Ah nostalgia. Remember when women were women and men were men and everyone was just bloody classy and lived in moderation but also smoked and drank cocktails from noon and lived in the countryside and left their doors open and the ladies were real ladies with curves and wore knickers, not that anyone would upskirt them. Gosh it all just sounds a bit lovely. Why did we ever start addressing things such as abuse and rape? It just rocks the lovely, lovely boat. Of course some people just can't shh and don't use the internet and media properly. The internet is for cats, memes comparing women's body shape fashions, sharing stolen images of nude women and unsolicited criticism. We know this, Emma Watson knows this. Or do we...
When it comes to forced segregation the modern consensus is that it is a bad idea. We have enough unspoken segregation thanks to money and class as it is, so when it comes to written rules such as the ban on women joining the Royal and Ancient Golf Club St Andrews. While other people were frivolously deciding on whether or not Scotland should break free and say yes to independence and Alex Salmond (and therefore no to David Cameron and Alistair Darling) 2400 male members of the golf club were deciding via postal vote whether or not women should be allowed to join the club.

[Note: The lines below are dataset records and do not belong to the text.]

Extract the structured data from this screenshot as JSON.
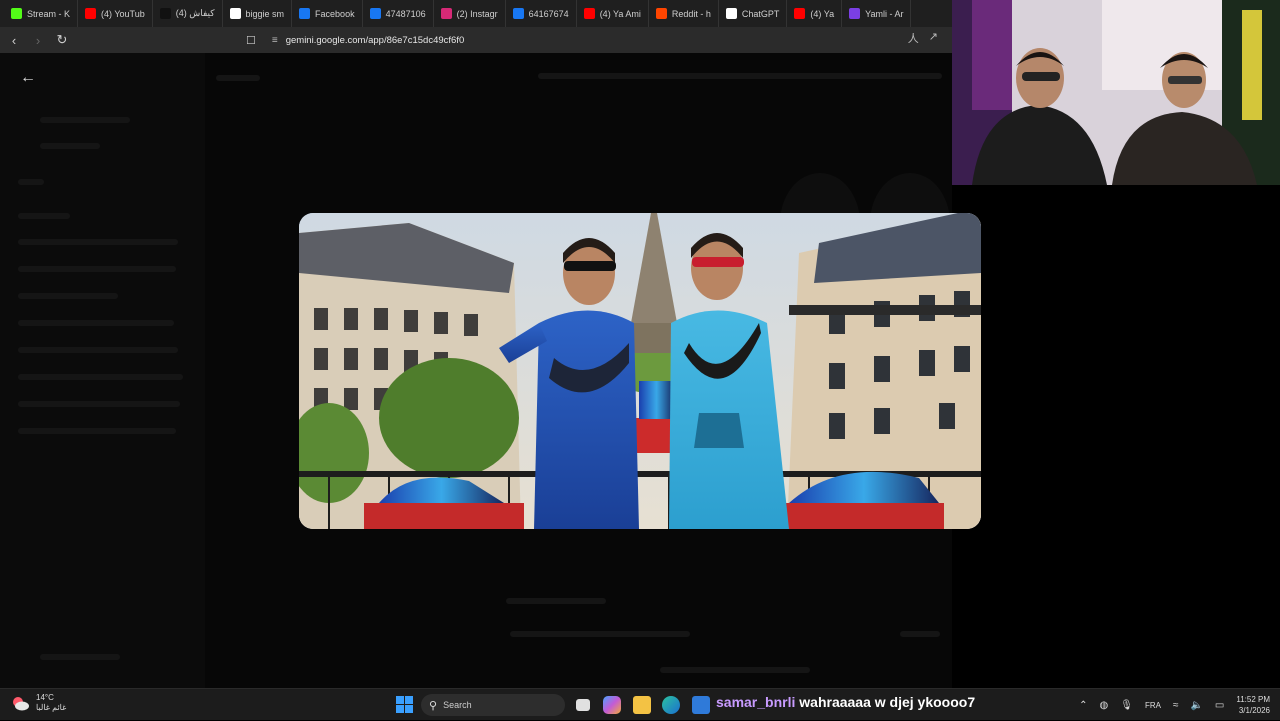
{
  "browser": {
    "tabs": [
      {
        "label": "Stream - K",
        "icon": "kick-icon",
        "color": "#53fc18"
      },
      {
        "label": "(4) YouTub",
        "icon": "youtube-icon",
        "color": "#ff0000"
      },
      {
        "label": "كيفاش (4)",
        "icon": "tiktok-icon",
        "color": "#111111"
      },
      {
        "label": "biggie sm",
        "icon": "google-icon",
        "color": "#ffffff"
      },
      {
        "label": "Facebook",
        "icon": "facebook-icon",
        "color": "#1877f2"
      },
      {
        "label": "47487106",
        "icon": "facebook-icon",
        "color": "#1877f2"
      },
      {
        "label": "(2) Instagr",
        "icon": "instagram-icon",
        "color": "#d62976"
      },
      {
        "label": "64167674",
        "icon": "facebook-icon",
        "color": "#1877f2"
      },
      {
        "label": "(4) Ya Ami",
        "icon": "youtube-icon",
        "color": "#ff0000"
      },
      {
        "label": "Reddit - h",
        "icon": "reddit-icon",
        "color": "#ff4500"
      },
      {
        "label": "ChatGPT",
        "icon": "chatgpt-icon",
        "color": "#ffffff"
      },
      {
        "label": "(4) Ya",
        "icon": "youtube-icon",
        "color": "#ff0000"
      },
      {
        "label": "Yamli - Ar",
        "icon": "yamli-icon",
        "color": "#7b3fe4"
      }
    ],
    "url": "gemini.google.com/app/86e7c15dc49cf6f0"
  },
  "taskbar": {
    "weather_temp": "14°C",
    "weather_desc": "غائم غالبا",
    "search_label": "Search",
    "chat_user": "samar_bnrli",
    "chat_message": "wahraaaaa w djej ykoooo7",
    "language": "FRA",
    "time": "11:52 PM",
    "date": "3/1/2026"
  }
}
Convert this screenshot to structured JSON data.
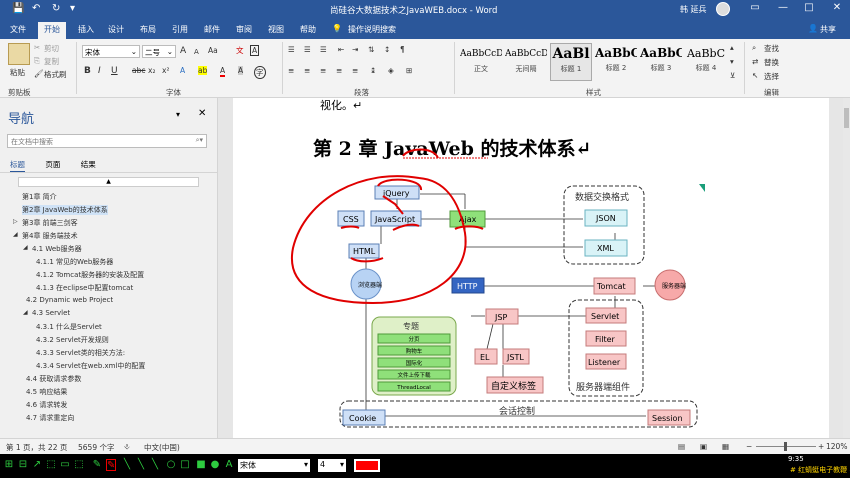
{
  "window": {
    "title": "尚硅谷大数据技术之JavaWEB.docx  -  Word",
    "user": "韩 延兵",
    "controls": [
      "▭",
      "—",
      "□",
      "✕"
    ],
    "quick_access": [
      "💾",
      "↶",
      "↻",
      "▾"
    ]
  },
  "menu_tabs": [
    "文件",
    "开始",
    "插入",
    "设计",
    "布局",
    "引用",
    "邮件",
    "审阅",
    "视图",
    "帮助",
    "操作说明搜索"
  ],
  "share_label": "共享",
  "ribbon": {
    "clipboard": {
      "paste": "粘贴",
      "cut": "剪切",
      "copy": "复制",
      "format_painter": "格式刷",
      "label": "剪贴板"
    },
    "font": {
      "name": "宋体",
      "size": "二号",
      "label": "字体",
      "bold": "B",
      "italic": "I",
      "underline": "U",
      "strike": "abc",
      "sub": "x₂",
      "sup": "x²",
      "clear": "Aa",
      "grow": "A",
      "shrink": "A",
      "ruby": "文",
      "char_border": "A",
      "effects": "A",
      "highlight": "ab",
      "color": "A",
      "char_shade": "A",
      "enclose": "字"
    },
    "paragraph": {
      "label": "段落"
    },
    "styles": {
      "label": "样式",
      "items": [
        {
          "preview": "AaBbCcDc",
          "name": "正文"
        },
        {
          "preview": "AaBbCcDc",
          "name": "无间隔"
        },
        {
          "preview": "AaBl",
          "name": "标题 1"
        },
        {
          "preview": "AaBbC",
          "name": "标题 2"
        },
        {
          "preview": "AaBbC",
          "name": "标题 3"
        },
        {
          "preview": "AaBbC",
          "name": "标题 4"
        }
      ]
    },
    "editing": {
      "find": "查找",
      "replace": "替换",
      "select": "选择",
      "label": "编辑"
    }
  },
  "nav": {
    "title": "导航",
    "search_placeholder": "在文档中搜索",
    "tabs": [
      "标题",
      "页面",
      "结果"
    ],
    "items": [
      {
        "text": "第1章 简介",
        "level": 0
      },
      {
        "text": "第2章 JavaWeb的技术体系",
        "level": 0
      },
      {
        "text": "第3章 前端三剑客",
        "level": 0
      },
      {
        "text": "第4章 服务端技术",
        "level": 0
      },
      {
        "text": "4.1 Web服务器",
        "level": 1
      },
      {
        "text": "4.1.1 常见的Web服务器",
        "level": 2
      },
      {
        "text": "4.1.2 Tomcat服务器的安装及配置",
        "level": 2
      },
      {
        "text": "4.1.3 在eclipse中配置tomcat",
        "level": 2
      },
      {
        "text": "4.2 Dynamic web Project",
        "level": 1
      },
      {
        "text": "4.3 Servlet",
        "level": 1
      },
      {
        "text": "4.3.1 什么是Servlet",
        "level": 2
      },
      {
        "text": "4.3.2 Servlet开发规则",
        "level": 2
      },
      {
        "text": "4.3.3 Servlet类的相关方法:",
        "level": 2
      },
      {
        "text": "4.3.4 Servlet在web.xml中的配置",
        "level": 2
      },
      {
        "text": "4.4 获取请求参数",
        "level": 1
      },
      {
        "text": "4.5 响应结果",
        "level": 1
      },
      {
        "text": "4.6 请求转发",
        "level": 1
      },
      {
        "text": "4.7 请求重定向",
        "level": 1
      }
    ]
  },
  "doc": {
    "top_text": "视化。↵",
    "heading": "第 2 章  JavaWeb 的技术体系↵",
    "diagram": {
      "jquery": "jQuery",
      "css": "CSS",
      "javascript": "JavaScript",
      "html": "HTML",
      "ajax": "Ajax",
      "browser": "浏览器端",
      "data_title": "数据交换格式",
      "json": "JSON",
      "xml": "XML",
      "http": "HTTP",
      "tomcat": "Tomcat",
      "server": "服务器端",
      "jsp": "JSP",
      "el": "EL",
      "jstl": "JSTL",
      "custom_tags": "自定义标签",
      "topics_title": "专题",
      "topics": [
        "分页",
        "购物车",
        "国际化",
        "文件上传下载",
        "ThreadLocal"
      ],
      "servlet": "Servlet",
      "filter": "Filter",
      "listener": "Listener",
      "server_components": "服务器端组件",
      "session_control": "会话控制",
      "cookie": "Cookie",
      "session": "Session"
    }
  },
  "status": {
    "page": "第 1 页，共 22 页",
    "words": "5659 个字",
    "lang": "中文(中国)",
    "zoom": "120%",
    "zoom_minus": "−",
    "zoom_plus": "+"
  },
  "drawbar": {
    "font": "宋体",
    "size": "4",
    "time": "9:35",
    "ticker": "# 红蜻蜓电子教鞭 #",
    "tools": [
      "⊞",
      "⊟",
      "↗",
      "⬚",
      "▭",
      "⬚",
      "✎",
      "✎",
      "╲",
      "╲",
      "╲",
      "○",
      "□",
      "■",
      "●",
      "A"
    ],
    "colors": {
      "tool": "#2ecc40",
      "pen": "#ff0000"
    }
  },
  "colors": {
    "word_blue": "#2b579a",
    "box_blue": "#cfe0f7",
    "box_green": "#8fe07a",
    "box_cyan": "#d9f3f7",
    "box_pink": "#f8c6c6",
    "http_blue": "#3465c2",
    "annotation": "#e00000"
  }
}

For Books' Sake has launched a petition a petition called Balance The Books. For Books' Sake was surprised to learn that in spire of women reading, buying and selling more books than men the specifications for GCSE English Literature features a decline in representation of women. They decided to take action and balance the books, calling for the exam boards to commit to gender equality in their GCSE English Literature specifications, along with better diversity in terms of race, class and sexuality.
We have come up with some helpful suggestions for the exam boards to take into account when balancing up the books...
Ok, so we had The Fappening and I think we all learned a lesson from it. Or rather we were helpfully informed that we should all learn from this with informative tweets revolving around one theme: ladies, if you don't want strangers to post stolen naked pictures on your they found from getting into your private iCloud account then stop taking naked photos of yourself!
The subtext of the lesson was this - ladies, people on the internet cannot be trusted to make any kind of judgement that involves respecting your privacy, therefore when you send anyone a nude photo you relinquish all rights to privacy, kthxbye.
We hear a lot about motherhood. Women doing it wrong, women not being women until they are mothers, mothers ruining lives, dearly loved mothers, hugely resentful mothers, mothers who breastfeed, mothers who don't love their child enough to lactate, evil step-mothers, stay at home mums, working mums and momagers etc, etc. But you rarely hear about fatherhood. Not even to insult people, we say son of a bitch rather than son of a bastard or spawn of Satan. Discussions about fathers are often presented within the binaries of present and absent fathers. If a father is present then he is probably wonderful. If he is absent then he probably has his reasons.